How To Crack An Egg With One Hand And Impress Everyone You Know

Few kitchen skills are as simple yet elusive as cracking open an egg with one hand. Most people see the skill as a magic trick, and even some professionals can't or don't do it. But master this skill, and you can impress your friends for years to come.


Cracking an egg with one hand takes time and practice but does not require any additional cooking skills. Aside from the ability to crack an egg, there are no precursors to learning to open one up single-handedly. You can learn this skill even if you are just a casual cook. That being said, it can be more challenging for those with hand pain or mobility issues such as arthritis. This is also a skill that will take time to get just right; you will likely break a few eggs in the process. Learning the correct pressure to use at each step of the process is the biggest hurdle, and that is something that can only be accomplished through practice. This guide takes you through that process, one step at a time.

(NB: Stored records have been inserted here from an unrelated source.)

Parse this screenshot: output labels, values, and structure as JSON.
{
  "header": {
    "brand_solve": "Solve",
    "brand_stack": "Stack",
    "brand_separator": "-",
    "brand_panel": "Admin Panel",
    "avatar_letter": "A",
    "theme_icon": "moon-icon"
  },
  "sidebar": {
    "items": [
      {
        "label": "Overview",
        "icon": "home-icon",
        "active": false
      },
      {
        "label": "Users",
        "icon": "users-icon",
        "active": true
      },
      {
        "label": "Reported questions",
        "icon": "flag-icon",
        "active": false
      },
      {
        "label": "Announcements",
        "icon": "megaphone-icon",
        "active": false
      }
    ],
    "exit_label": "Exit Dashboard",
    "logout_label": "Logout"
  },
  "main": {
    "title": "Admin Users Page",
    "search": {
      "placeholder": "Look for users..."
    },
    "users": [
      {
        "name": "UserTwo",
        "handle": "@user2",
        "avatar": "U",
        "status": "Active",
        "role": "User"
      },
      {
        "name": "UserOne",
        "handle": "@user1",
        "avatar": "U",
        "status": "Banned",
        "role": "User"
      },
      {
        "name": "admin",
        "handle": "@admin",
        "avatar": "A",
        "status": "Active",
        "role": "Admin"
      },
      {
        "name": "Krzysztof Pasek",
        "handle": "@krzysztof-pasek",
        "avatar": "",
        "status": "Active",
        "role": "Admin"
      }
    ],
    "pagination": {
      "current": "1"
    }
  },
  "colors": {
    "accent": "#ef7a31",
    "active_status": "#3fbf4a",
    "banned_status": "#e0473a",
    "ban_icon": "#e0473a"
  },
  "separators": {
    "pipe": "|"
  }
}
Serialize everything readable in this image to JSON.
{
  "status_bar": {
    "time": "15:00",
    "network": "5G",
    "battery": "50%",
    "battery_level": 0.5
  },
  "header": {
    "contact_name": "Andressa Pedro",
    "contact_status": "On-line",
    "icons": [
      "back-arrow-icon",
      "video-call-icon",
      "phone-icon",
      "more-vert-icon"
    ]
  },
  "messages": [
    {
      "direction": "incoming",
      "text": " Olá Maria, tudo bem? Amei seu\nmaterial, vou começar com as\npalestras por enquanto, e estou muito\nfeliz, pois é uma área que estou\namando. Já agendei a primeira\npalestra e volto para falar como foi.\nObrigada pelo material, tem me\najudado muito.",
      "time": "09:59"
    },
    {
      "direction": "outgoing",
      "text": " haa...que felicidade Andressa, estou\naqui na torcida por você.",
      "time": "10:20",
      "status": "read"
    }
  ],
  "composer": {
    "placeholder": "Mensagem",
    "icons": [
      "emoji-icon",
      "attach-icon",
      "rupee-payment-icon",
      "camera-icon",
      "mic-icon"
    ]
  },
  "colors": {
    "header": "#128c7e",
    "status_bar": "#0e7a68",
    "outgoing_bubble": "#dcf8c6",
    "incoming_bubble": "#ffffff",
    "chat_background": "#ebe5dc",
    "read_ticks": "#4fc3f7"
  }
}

The tools you will need

The good news is you do not need many tools for this. You will need, first and foremost, an egg. Next, you will need your hand, preferably your dominant one. You will need a flat surface and a vessel to crack your egg into. As kitchen skills tasks go, this one has an incredibly low tool count.


Common mistakes when cracking eggs

The most common mistake when it comes to cracking an egg with one hand is either being too forceful or not forceful enough. You want to crack the egg hard enough to break the shell, but not so hard it starts seeping out before you have pulled the two halves apart. Similarly, you want to pull the two pieces of shell apart, not crunch them in your hand. To counter this possibility, many people will be too gentle, at which point the egg won't open at all, and you risk getting small pieces of shell in your mixture.


Finally, it is not advised to go straight to cracking an egg one-handed directly into your recipe or pan. While you are practicing, there is a pretty good chance of cracking off small pieces of shell. Practice cracking into a separate bowl first, then adding the egg to your recipe.

Prepare to crack

Clear a workspace, and prepare a vessel for your cracked egg. This can be a bowl or cup.

Grab your egg

Firmly but gently grasp the egg in your dominant hand, thumb on one long side of the egg, and the middle and pointer finger on the other. Bring the pinky and ring finger to the bottom of the egg, and press the bottom half against the palm.


Crack your egg

With the egg firmly in hand, quickly crack the egg on a flat surface or the edge of a bowl.

Seperate the egg

Hold the cracked egg over the prepared vessel. Use the thumb and middle finger to lift the top half of the egg away from the bottom half, which should remain firmly between the other fingers and the palm. This is almost a slight twisting motion. Use either your ring finger to help hold the bottom half of the shell and pull it down. If the egg has been properly cracked, you will be able to separate the two parts of the shell cleanly, and the egg whites and yolk will fall into the bowl.


How long do cracked eggs last?

Raw eggs outside the shell do not last as long as some might think. In the refrigerator, raw eggs only last about two days. These eggs should be stored in an airtight container.

If you have a bunch of cracked eggs from practicing and don't think you will eat all the eggs in two days, you can also freeze them. Once again, eggs should be stored in an airtight container. In the freezer, eggs can last up to a year. It should be noted that egg yolk texture changes when frozen, as it becomes thick and more solid.


Recipes worth cracking eggs for

If you are practicing cracking eggs with one hand, there is a good chance you now have a bunch of eggs that need to be used. Luckily, there are plenty of recipes to make that include eggs. 

Scrambled eggs, or eggs of any style, are almost a given. But then there are recipes that include eggs, such as basic buttermilk pancakes. In addition, egg-based sauces — like a standard homemade aioli — and even seasonal drink recipes like ours for definitive eggnog present great opportunities to home your one-handed cracking skills.